Other Travel Luminaries

Marty Sarbey de Souto

For more than 50 years, Marty Sarbey de Souto has been a fixture in the tourism industry.

A Certified Travel Counselor, Marty worked as a tour operator, worldwide trip leader, college tourism instructor and textbook author. Her consulting firm, Sarbey Associates, played a vital role in training and coaching a multitude of future tour operators.


Marty was also a treasured columnist for Leisure Group Travel for almost two decades, sharing her wit and wisdom at the outset of every issue.

A graduate of the University of Arizona in 1953, Marty earned a degree in journalism, which served her well as she published a variety of pieces over the years. Shortly after graduation, Marty embarked on a sojourn to Europe, which lasted nearly a year. During that time, she immersed herself in international culture and developed a taste of wanderlust that she never relinquished.

Upon arriving back in the United States, Marty joined the travel industry. Her first outing as a tour leader saw her host a group of teens as they traveled by train across the country.

“On that trip, I learned what a tour leader should and shouldn’t do,” Marty said. “I loved tour leading. It’s a great way for people to break into the industry.”

Since those halcyon days, Marty traveled extensively, leading tour groups around the world to destinations like Europe, Asia and South America, to name a few.

She even married a man from Argentina, her husband Jose, to whom she was married for more than 50 years before his recent passing. 

Today, Marty is happily retired and living in beautiful Northern California. She often reflects on her many adventures and offers these words of advice: “I don’t think it’s a matter of how many countries you go to, it’s a matter of the experiences you had. World travel is one of the greatest educational experiences possible and more people should do it. The more we can learn about our neighbors overseas, I think the better the world will be.”

Arden Joy

Arden Joy is the Founder and Executive Director of Her Adventures, an award-winning women’s travel community.

Arden Joy

Arden founded Her Adventures in 2011, and it was the first women’s travel community with one mission: to make travel inclusive, sustainable and empowering. With the help of a team of global volunteers, Her Adventures is redefining travel and ensuring all women have the opportunity to travel, regardless of access, ability, or privilege.

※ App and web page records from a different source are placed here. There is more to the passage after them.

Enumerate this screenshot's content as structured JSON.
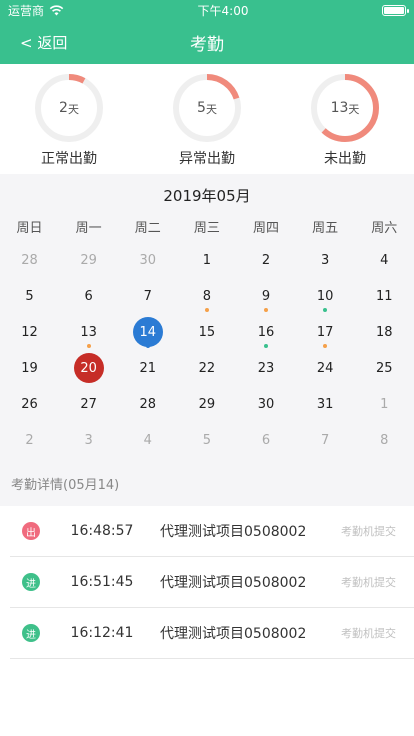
{
  "status_bar": {
    "carrier": "运营商",
    "time": "下午4:00"
  },
  "nav": {
    "back_label": "< 返回",
    "title": "考勤"
  },
  "colors": {
    "header_bg": "#39c08e",
    "ring_fg": "#f08a7c",
    "ring_bg": "#efefef",
    "selected_day": "#2b7bd4",
    "today_day": "#c62d27",
    "dot_orange": "#f5a04a",
    "dot_green": "#39c08e",
    "badge_out": "#f06b7e",
    "badge_in": "#3fc08a"
  },
  "summary": [
    {
      "value": "2",
      "unit": "天",
      "label": "正常出勤",
      "fraction": 0.08
    },
    {
      "value": "5",
      "unit": "天",
      "label": "异常出勤",
      "fraction": 0.2
    },
    {
      "value": "13",
      "unit": "天",
      "label": "未出勤",
      "fraction": 0.62
    }
  ],
  "calendar": {
    "month_label": "2019年05月",
    "weekdays": [
      "周日",
      "周一",
      "周二",
      "周三",
      "周四",
      "周五",
      "周六"
    ],
    "days": [
      {
        "d": "28",
        "m": true
      },
      {
        "d": "29",
        "m": true
      },
      {
        "d": "30",
        "m": true
      },
      {
        "d": "1"
      },
      {
        "d": "2"
      },
      {
        "d": "3"
      },
      {
        "d": "4"
      },
      {
        "d": "5"
      },
      {
        "d": "6"
      },
      {
        "d": "7"
      },
      {
        "d": "8",
        "dot": "orange"
      },
      {
        "d": "9",
        "dot": "orange"
      },
      {
        "d": "10",
        "dot": "green"
      },
      {
        "d": "11"
      },
      {
        "d": "12"
      },
      {
        "d": "13",
        "dot": "orange"
      },
      {
        "d": "14",
        "state": "selected",
        "dot": "blue"
      },
      {
        "d": "15"
      },
      {
        "d": "16",
        "dot": "green"
      },
      {
        "d": "17",
        "dot": "orange"
      },
      {
        "d": "18"
      },
      {
        "d": "19"
      },
      {
        "d": "20",
        "state": "today"
      },
      {
        "d": "21"
      },
      {
        "d": "22"
      },
      {
        "d": "23"
      },
      {
        "d": "24"
      },
      {
        "d": "25"
      },
      {
        "d": "26"
      },
      {
        "d": "27"
      },
      {
        "d": "28"
      },
      {
        "d": "29"
      },
      {
        "d": "30"
      },
      {
        "d": "31"
      },
      {
        "d": "1",
        "m": true
      },
      {
        "d": "2",
        "m": true
      },
      {
        "d": "3",
        "m": true
      },
      {
        "d": "4",
        "m": true
      },
      {
        "d": "5",
        "m": true
      },
      {
        "d": "6",
        "m": true
      },
      {
        "d": "7",
        "m": true
      },
      {
        "d": "8",
        "m": true
      }
    ]
  },
  "details": {
    "header": "考勤详情(05月14)",
    "records": [
      {
        "badge": "出",
        "kind": "out",
        "time": "16:48:57",
        "project": "代理测试项目0508002",
        "source": "考勤机提交"
      },
      {
        "badge": "进",
        "kind": "in",
        "time": "16:51:45",
        "project": "代理测试项目0508002",
        "source": "考勤机提交"
      },
      {
        "badge": "进",
        "kind": "in",
        "time": "16:12:41",
        "project": "代理测试项目0508002",
        "source": "考勤机提交"
      }
    ]
  }
}
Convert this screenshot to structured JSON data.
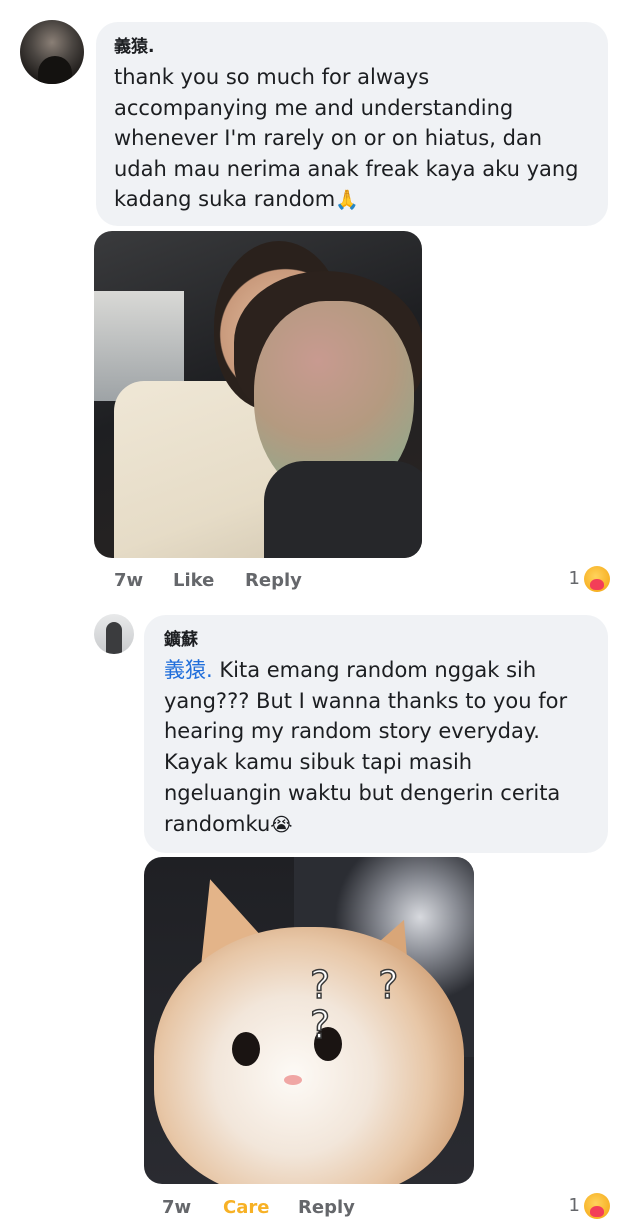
{
  "comment": {
    "author": "義猿.",
    "lines": [
      "thank you so much for always",
      "accompanying me and understanding",
      "whenever I'm rarely on or on hiatus, dan",
      "udah mau nerima anak freak kaya aku yang",
      "kadang suka random"
    ],
    "end_emoji": "🙏",
    "time": "7w",
    "like_label": "Like",
    "reply_label": "Reply",
    "reaction_count": "1",
    "reaction_icon": "care-emoji-icon"
  },
  "reply": {
    "author": "鑛蘇",
    "mention": "義猿.",
    "lines": [
      " Kita emang random nggak sih",
      "yang??? But I wanna thanks to you for",
      "hearing my random story everyday.",
      "Kayak kamu sibuk tapi masih",
      "ngeluangin waktu but dengerin cerita",
      "randomku"
    ],
    "end_emoji": "😭",
    "image_overlay_text": "? ? ?",
    "time": "7w",
    "reaction_label": "Care",
    "reply_label": "Reply",
    "reaction_count": "1",
    "reaction_icon": "care-emoji-icon",
    "colors": {
      "mention": "#216fdb",
      "care": "#f7b125"
    }
  }
}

(Listen to the Arden Joy podcast on Traveling Tribes)

Her Adventures began as a female-focused travel blog and has now become a vast online support system of tools and communities that is changing the face of the travel industry. At Her Adventures, Arden leads a team of 31 volunteers and manages the company’s brand and media partnerships. Arden has been recognized for building organizations from the ground up and empowering women to travel the world educated and safely. Meta awarded Her Adventures its prestigious Community Accelerator Award for being one of the top groups on its platform making an impact and named Arden one of its 21 Inspiring Leaders of 2021.

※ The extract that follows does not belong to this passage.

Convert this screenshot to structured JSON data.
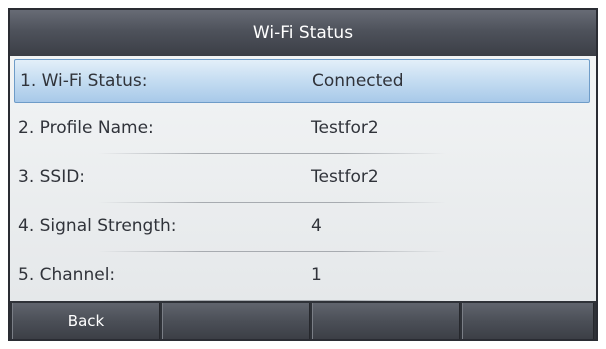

Traveling for the first time was a transformational experience for me that opened my eyes to my own strength and the commonalities we all share,” Joy said. “And it turns out, I’m not alone. More than 70% of women say travel makes them stronger and over 80% say it makes them more empathetic. But I learned that I wasn’t alone in another way. Many women have barriers that make it difficult or even impossible to travel. Not just because of money, like me, but for all kinds of reasons like safety, discrimination, and access. So, in 2011, I decided to launch Her Adventures – Girls Who Travel at that time.

“I am proud of having built a diverse, inclusive, and multicultural team and an empathetic community where women can connect and share knowledge, and experiences with one another in hopes that their words and actions can inspire others and, more importantly, uplift them without experiencing harassment, inequality, or violence,” Joy added.

Arden is also an author and her debut novel Keep This Off The Record, an LGBTQ romantic comedy, is coming in January 2024.

By Heather Dale